“The only thing that’s the same on these buses is that the tires are black,” Joseph said, in all seriousness.

Yet there are some standard features. Buses range in size from 30 feet (think: airport shuttle) to 60 feet, and include bus-rapid transit vehicles and trolleys, as well. There are different energy options — ranging from diesel, natural gas, electric and hybrids.

Replacing old models

Unlike many corporate executives who talk endlessly about growth opportunities in places like China and India, the low-key Joseph says the bus market is largely a function of replacing existing vehicles. Buses tend to be used for 12 years, depending on wear and tear.

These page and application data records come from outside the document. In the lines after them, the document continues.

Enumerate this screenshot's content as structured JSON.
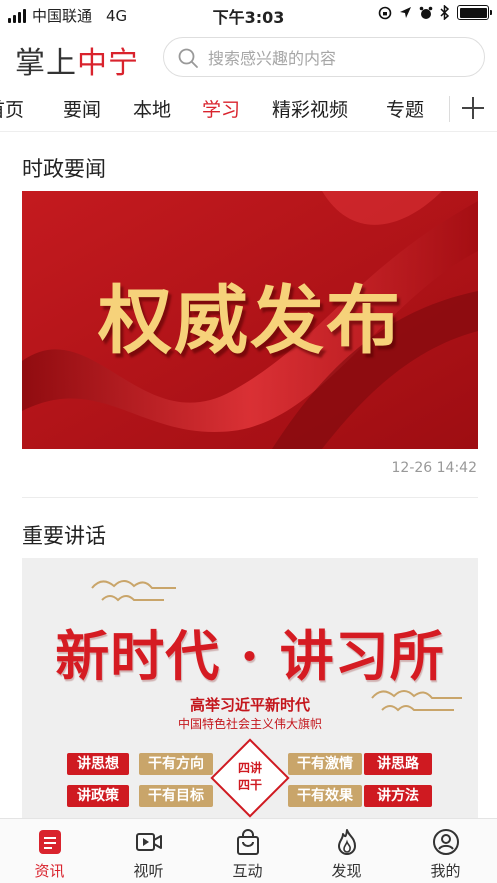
{
  "status_bar": {
    "carrier": "中国联通",
    "network": "4G",
    "time": "下午3:03",
    "battery_level": 1.0,
    "icons": [
      "signal-icon",
      "lock-rotation-icon",
      "location-icon",
      "alarm-icon",
      "bluetooth-icon",
      "battery-icon"
    ]
  },
  "header": {
    "logo_part1": "掌上",
    "logo_part2": "中宁",
    "search_placeholder": "搜索感兴趣的内容"
  },
  "tabs": {
    "items": [
      "首页",
      "要闻",
      "本地",
      "学习",
      "精彩视频",
      "专题"
    ],
    "active": "学习",
    "add_icon": "plus-icon"
  },
  "sections": [
    {
      "title": "时政要闻",
      "banner_text": "权威发布",
      "timestamp": "12-26 14:42"
    },
    {
      "title": "重要讲话",
      "banner_title": "新时代 · 讲习所",
      "banner_subtitle": "高举习近平新时代",
      "banner_subtitle2": "中国特色社会主义伟大旗帜",
      "chips": [
        "讲思想",
        "干有方向",
        "干有激情",
        "讲思路",
        "讲政策",
        "干有目标",
        "干有效果",
        "讲方法"
      ],
      "badge": "四讲\n四干"
    }
  ],
  "bottom_nav": {
    "items": [
      {
        "label": "资讯",
        "icon": "news-icon"
      },
      {
        "label": "视听",
        "icon": "video-icon"
      },
      {
        "label": "互动",
        "icon": "shopping-bag-icon"
      },
      {
        "label": "发现",
        "icon": "flame-icon"
      },
      {
        "label": "我的",
        "icon": "profile-icon"
      }
    ],
    "active": "资讯"
  },
  "colors": {
    "accent": "#d9232d",
    "text": "#222222",
    "muted": "#999999"
  }
}
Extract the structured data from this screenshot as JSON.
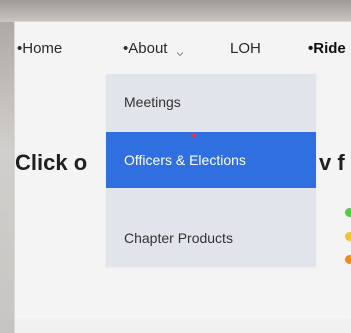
{
  "nav": {
    "items": [
      {
        "label": "•Home"
      },
      {
        "label": "•About"
      },
      {
        "label": "LOH"
      },
      {
        "label": "•Ride"
      }
    ]
  },
  "dropdown": {
    "items": [
      {
        "label": "Meetings"
      },
      {
        "label": "Officers & Elections"
      },
      {
        "label": "Chapter Products"
      }
    ]
  },
  "content": {
    "headline_left": "Click o",
    "headline_right": "v f"
  },
  "colors": {
    "active_menu": "#2f6fe0",
    "status_green": "#57c84a",
    "status_yellow": "#f1c232",
    "status_orange": "#f08a1a",
    "cursor": "#ff2d2d"
  }
}
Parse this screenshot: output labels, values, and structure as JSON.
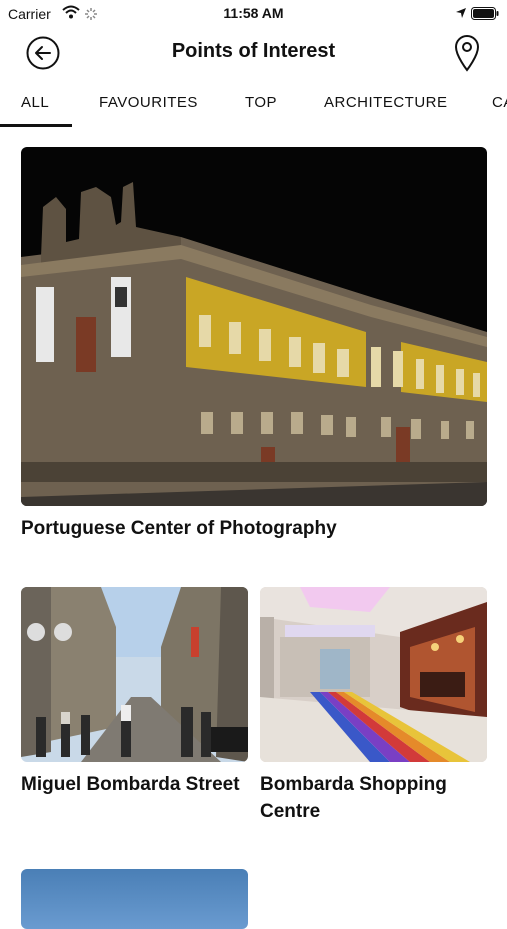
{
  "status_bar": {
    "carrier": "Carrier",
    "time": "11:58 AM"
  },
  "header": {
    "title": "Points of Interest"
  },
  "tabs": [
    {
      "label": "ALL",
      "active": true
    },
    {
      "label": "FAVOURITES"
    },
    {
      "label": "TOP"
    },
    {
      "label": "ARCHITECTURE"
    },
    {
      "label": "CA"
    }
  ],
  "places": [
    {
      "name": "Portuguese Center of Photography"
    },
    {
      "name": "Miguel Bombarda Street"
    },
    {
      "name": "Bombarda Shopping Centre"
    }
  ],
  "icons": {
    "back": "arrow-left-icon",
    "map": "map-pin-icon",
    "wifi": "wifi-icon",
    "battery": "battery-icon",
    "location": "location-arrow-icon"
  }
}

Buses in the United States are funded mostly with transportation dollars derived from the federal gas tax. Municipal and local transit authorities — such as Metro Transit in the Twin Cities — receive up to 80 percent of the funding for a new bus, which, on average, costs about $468,000.

A recent report by the U.S. General Accountability Office suggested that it could be easier and cheaper for the nation’s 2,200 transit agencies to make their purchases through the General Services Administration. However, that would require legislative action.

Interestingly, New Flyer doesn’t do a huge amount of business with Metro Transit, but does provide buses in St. Cloud and Maple Grove. “We’re working hard to get more of their business,” Joseph said of Metro Transit.

And, despite evidence that the millennial generation prefers public transit to cars, Joseph doesn’t foresee a surge in new bus orders. “I don’t see a lot of new cities suddenly starting” new transit authorities, he said.

$3.2 million expansion

During the Great Recession, many U.S. transit agencies reduced bus service, increased fares and shed employees. Because bus purchases have such a long lead time, New Flyer experienced the slowdown and subsequent recovery later than many manufacturers. The company has been able to grow because it has added new kinds of products to the mix.

Two years ago, New Flyer embarked on a $5 million expansion in St. Cloud that included $3.2 million in new machinery and equipment and about 130 additional jobs. The expansion, which included a $375,000 training grant from the state, was spurred by a joint venture with Alexander Dennis Ltd. of Scotland that involves production of the Midi, smaller, 30- to 35-foot buses.

And last month, New Flyer reached an agreement to buy Winnipeg-based Motor Coach Industries International Inc. for $455 million — a transaction the Canadian business press called a “blockbuster deal.” The acquisition, expected to close by the end of this year, gives New Flyer entry into the motor coach business — vehicles designed for longer trips.

Joseph said it’s too early to say how the acquisition will affect St. Cloud operations. “But it won’t be negative,” he noted.